Around that time, I received news that one of my brothers in Italy was diagnosed with cancer. Fortunately, he’s cancer free now but when I got the news, I was shocked with trauma, worried and frustrated that I could not be there to help. To keep myself calm, I decided to create, pick up fabrics and make samples, take photos of the samples and Rang was born. The brand grew and I created a small collection and took them to Italy. I have had exhibitions in my hometown Venice where I invite people to my family home with a grand hall. I am very happy that it has been well received.
I must say doing everything on my own is very difficult, but I want to be involved with the creativity and I want to keep the quality of stitching, so I am always interacting with very experienced tailors. I also built the website by myself.
(MM): You create all your patterns and samples?
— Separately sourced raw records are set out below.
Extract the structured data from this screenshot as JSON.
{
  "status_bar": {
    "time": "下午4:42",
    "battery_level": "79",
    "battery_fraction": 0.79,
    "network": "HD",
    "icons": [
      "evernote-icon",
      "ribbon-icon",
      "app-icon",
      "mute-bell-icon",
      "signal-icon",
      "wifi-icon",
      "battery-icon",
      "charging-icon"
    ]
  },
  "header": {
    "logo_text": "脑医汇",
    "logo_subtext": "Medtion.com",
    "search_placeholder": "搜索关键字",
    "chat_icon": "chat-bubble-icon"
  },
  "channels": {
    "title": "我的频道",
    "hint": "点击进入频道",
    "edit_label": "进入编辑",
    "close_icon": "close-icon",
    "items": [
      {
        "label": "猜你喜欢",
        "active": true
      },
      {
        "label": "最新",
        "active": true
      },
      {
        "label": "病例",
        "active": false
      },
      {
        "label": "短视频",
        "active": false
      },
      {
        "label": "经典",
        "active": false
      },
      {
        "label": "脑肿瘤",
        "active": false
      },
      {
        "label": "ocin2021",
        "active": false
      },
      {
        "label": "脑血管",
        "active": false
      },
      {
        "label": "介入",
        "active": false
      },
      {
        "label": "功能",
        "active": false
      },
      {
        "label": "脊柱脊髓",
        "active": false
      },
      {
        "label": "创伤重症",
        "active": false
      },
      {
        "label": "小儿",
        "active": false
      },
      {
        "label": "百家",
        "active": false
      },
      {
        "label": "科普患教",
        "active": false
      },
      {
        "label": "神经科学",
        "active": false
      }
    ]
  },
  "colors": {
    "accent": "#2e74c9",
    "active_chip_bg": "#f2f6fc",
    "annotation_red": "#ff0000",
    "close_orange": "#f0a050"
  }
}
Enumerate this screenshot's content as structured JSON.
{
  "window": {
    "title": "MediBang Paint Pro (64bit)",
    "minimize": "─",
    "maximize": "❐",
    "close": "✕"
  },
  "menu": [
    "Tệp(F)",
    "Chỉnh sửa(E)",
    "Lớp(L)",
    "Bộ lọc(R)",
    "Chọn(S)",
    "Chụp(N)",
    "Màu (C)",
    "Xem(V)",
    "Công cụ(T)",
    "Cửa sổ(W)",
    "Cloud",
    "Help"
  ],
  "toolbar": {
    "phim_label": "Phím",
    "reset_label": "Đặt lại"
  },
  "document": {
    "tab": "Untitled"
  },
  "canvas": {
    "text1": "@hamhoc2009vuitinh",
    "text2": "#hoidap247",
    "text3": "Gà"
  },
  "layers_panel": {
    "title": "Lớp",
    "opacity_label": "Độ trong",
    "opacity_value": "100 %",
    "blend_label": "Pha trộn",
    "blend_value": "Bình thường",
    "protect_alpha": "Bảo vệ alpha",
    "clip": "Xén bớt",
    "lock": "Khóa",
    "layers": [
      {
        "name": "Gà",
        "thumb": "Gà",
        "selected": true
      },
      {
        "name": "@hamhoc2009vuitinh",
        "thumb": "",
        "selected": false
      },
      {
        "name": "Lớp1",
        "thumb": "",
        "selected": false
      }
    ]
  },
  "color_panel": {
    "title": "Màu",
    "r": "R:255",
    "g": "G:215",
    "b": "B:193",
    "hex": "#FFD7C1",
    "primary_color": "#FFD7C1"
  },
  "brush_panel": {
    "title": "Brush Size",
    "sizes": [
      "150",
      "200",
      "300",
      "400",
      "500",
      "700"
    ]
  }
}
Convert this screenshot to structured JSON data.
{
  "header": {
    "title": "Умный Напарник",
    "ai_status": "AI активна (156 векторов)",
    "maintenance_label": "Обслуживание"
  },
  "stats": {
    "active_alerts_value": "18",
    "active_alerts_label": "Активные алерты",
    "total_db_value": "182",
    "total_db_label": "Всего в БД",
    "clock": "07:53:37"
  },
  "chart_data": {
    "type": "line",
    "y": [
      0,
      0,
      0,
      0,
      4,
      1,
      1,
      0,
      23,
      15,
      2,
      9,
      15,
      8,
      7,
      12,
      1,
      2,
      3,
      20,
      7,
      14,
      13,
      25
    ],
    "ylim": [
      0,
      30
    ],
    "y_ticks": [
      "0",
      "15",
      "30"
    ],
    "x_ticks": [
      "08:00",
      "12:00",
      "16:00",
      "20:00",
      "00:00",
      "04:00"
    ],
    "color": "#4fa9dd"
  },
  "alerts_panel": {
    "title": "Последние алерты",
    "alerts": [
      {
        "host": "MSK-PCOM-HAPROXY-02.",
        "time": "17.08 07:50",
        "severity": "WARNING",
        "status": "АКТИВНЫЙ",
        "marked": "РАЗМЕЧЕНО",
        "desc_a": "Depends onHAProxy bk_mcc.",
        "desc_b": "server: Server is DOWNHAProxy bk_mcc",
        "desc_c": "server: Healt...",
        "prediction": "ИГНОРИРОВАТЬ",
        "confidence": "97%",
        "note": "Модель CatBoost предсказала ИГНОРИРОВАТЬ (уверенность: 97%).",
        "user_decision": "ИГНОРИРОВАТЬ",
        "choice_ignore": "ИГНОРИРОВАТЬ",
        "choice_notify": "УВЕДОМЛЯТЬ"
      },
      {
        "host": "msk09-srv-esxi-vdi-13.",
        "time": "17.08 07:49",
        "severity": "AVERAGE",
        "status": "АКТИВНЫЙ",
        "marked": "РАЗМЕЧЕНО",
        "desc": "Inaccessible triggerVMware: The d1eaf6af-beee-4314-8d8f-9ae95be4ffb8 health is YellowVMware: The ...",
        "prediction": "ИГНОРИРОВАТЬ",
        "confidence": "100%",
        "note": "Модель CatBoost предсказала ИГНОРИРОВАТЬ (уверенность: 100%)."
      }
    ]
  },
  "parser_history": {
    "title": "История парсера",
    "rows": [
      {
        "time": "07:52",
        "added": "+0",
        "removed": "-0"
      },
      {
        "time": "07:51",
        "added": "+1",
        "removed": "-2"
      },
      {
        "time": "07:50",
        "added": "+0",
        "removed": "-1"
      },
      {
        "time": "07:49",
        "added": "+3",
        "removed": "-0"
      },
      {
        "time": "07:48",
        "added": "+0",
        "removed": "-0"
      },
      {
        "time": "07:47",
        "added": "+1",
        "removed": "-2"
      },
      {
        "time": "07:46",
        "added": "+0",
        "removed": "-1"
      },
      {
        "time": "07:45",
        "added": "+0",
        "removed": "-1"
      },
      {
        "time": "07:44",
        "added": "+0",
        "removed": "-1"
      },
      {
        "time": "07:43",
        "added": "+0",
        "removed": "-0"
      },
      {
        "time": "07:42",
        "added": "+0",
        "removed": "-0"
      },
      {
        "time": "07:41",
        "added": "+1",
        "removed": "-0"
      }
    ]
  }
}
(ET): Yes, I do all the patterns, make all the samples and now I am doing block prints. I carved my own design working with a block print craftsman about 60 kilometers outside of Delhi. I chose the colors to be used and after printing take the fabric to the tailor. My next collection will feature my original block print fabrics. I came up with the idea of creating day wear pajamas during the past year. As we are spending a lot of time at home, I thought to create something that can be worn as a pajama yet doesn’t feel like you just got out of bed. It will be kurtas with dramatic prints combined with stripe print pants. You can lounge in them, wear as a pajama and change the pants to wear with the kurta to go out.
(MM): How exciting! And you started a new personal blog via Instagram: elena.and.delhi.
(ET): I chose the name Elena AND Delhi rather than Elena IN Delhi because I feel I am together with Delhi, like I am in my town. Delhi is under my skin, deeply and I feel more at home than anywhere else. This platform is Delhi through my eyes. I explore the city a lot on my own and fill my own curiosity. For example, I recently went to Civil Lines and spent almost 5 hours walking around. I discovered the baoli (step-well) there, a park with a lake and the colonial style houses. And I like to share what I know. I think it is beautiful to share.
As a tour guide, I loved to see the tourists change after spending 2 weeks in India with me. Many people used to tell me that I make them feel comfortable and I want to do the same with this platform. I want to create a community and hope when things open up again, people can reach out and come on a tour with me feeling like they already know me, before they come.
Thank you for sharing your story, Elena. We look forward to your new collection and hope we can join you on your tours very soon. MM
Rang Handcrafted Creations: www.rangforall.com
Delhi By Cycle: www.delhibycycle.com